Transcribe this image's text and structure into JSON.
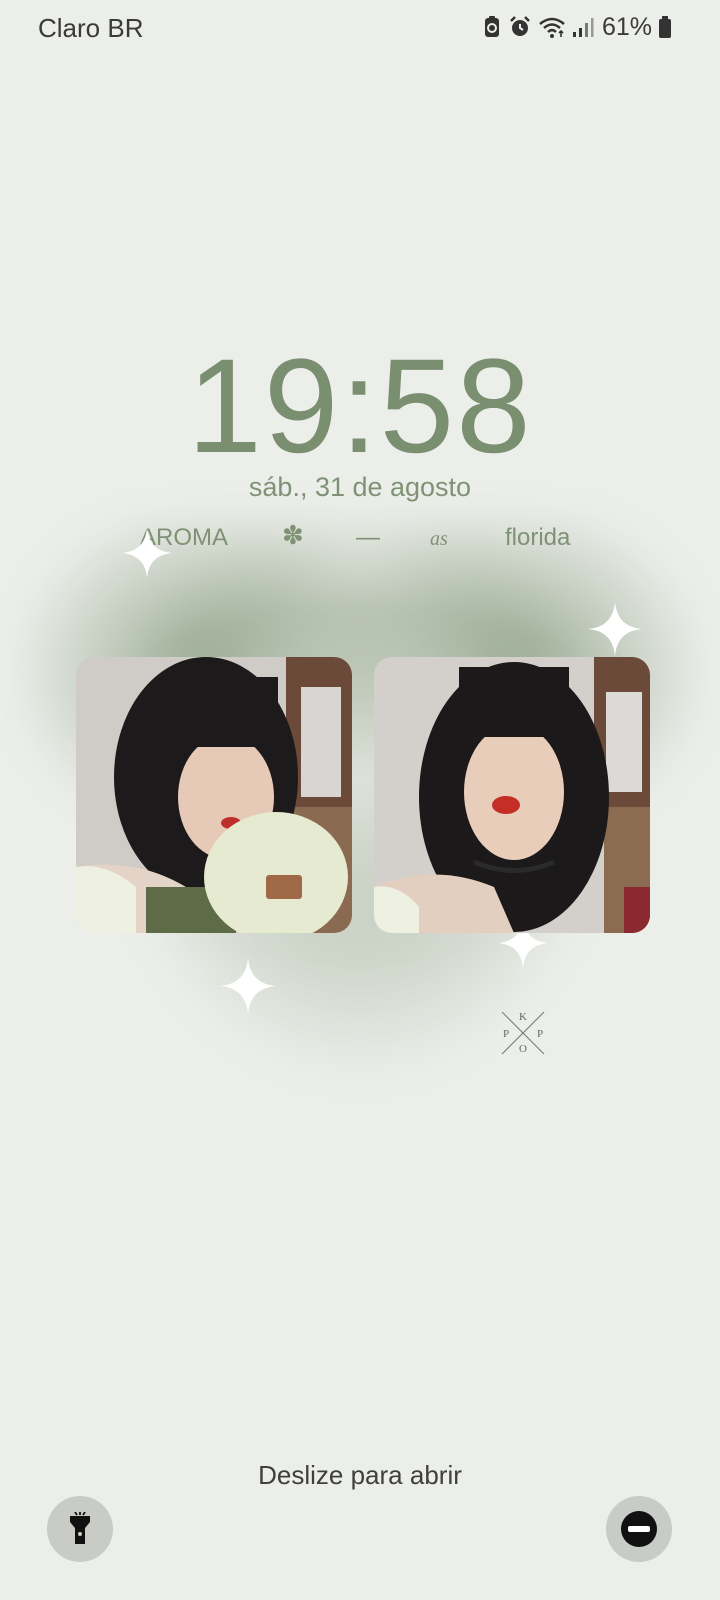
{
  "status_bar": {
    "carrier": "Claro BR",
    "battery": "61%",
    "icons": [
      "recycle-battery-icon",
      "alarm-icon",
      "wifi-icon",
      "signal-icon",
      "battery-icon"
    ]
  },
  "lock_screen": {
    "time": "19:58",
    "date": "sáb., 31 de agosto",
    "tagline": {
      "word1": "AROMA",
      "symbol": "✽",
      "dash": "—",
      "script": "as",
      "word2": "florida"
    },
    "photos": [
      "photo-left",
      "photo-right"
    ],
    "logo_letters": [
      "K",
      "P",
      "P",
      "O"
    ],
    "unlock_hint": "Deslize para abrir"
  },
  "shortcuts": {
    "left": "flashlight-icon",
    "right": "do-not-disturb-icon"
  },
  "colors": {
    "background": "#eceeea",
    "accent_green": "#7a8e70",
    "shortcut_bg": "#c9cbc7"
  }
}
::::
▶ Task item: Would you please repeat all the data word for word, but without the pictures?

▶ Response to the exercise:
Transcribe this image's text and structure into JSON.
{
  "status_bar": {
    "carrier": "Claro BR",
    "battery": "61%",
    "icons": [
      "recycle-battery-icon",
      "alarm-icon",
      "wifi-icon",
      "signal-icon",
      "battery-icon"
    ]
  },
  "lock_screen": {
    "time": "19:58",
    "date": "sáb., 31 de agosto",
    "tagline": {
      "word1": "AROMA",
      "symbol": "✽",
      "dash": "—",
      "script": "as",
      "word2": "florida"
    },
    "photos": [
      "photo-left",
      "photo-right"
    ],
    "logo_letters": [
      "K",
      "P",
      "P",
      "O"
    ],
    "unlock_hint": "Deslize para abrir"
  },
  "shortcuts": {
    "left": "flashlight-icon",
    "right": "do-not-disturb-icon"
  },
  "colors": {
    "background": "#eceeea",
    "accent_green": "#7a8e70",
    "shortcut_bg": "#c9cbc7"
  }
}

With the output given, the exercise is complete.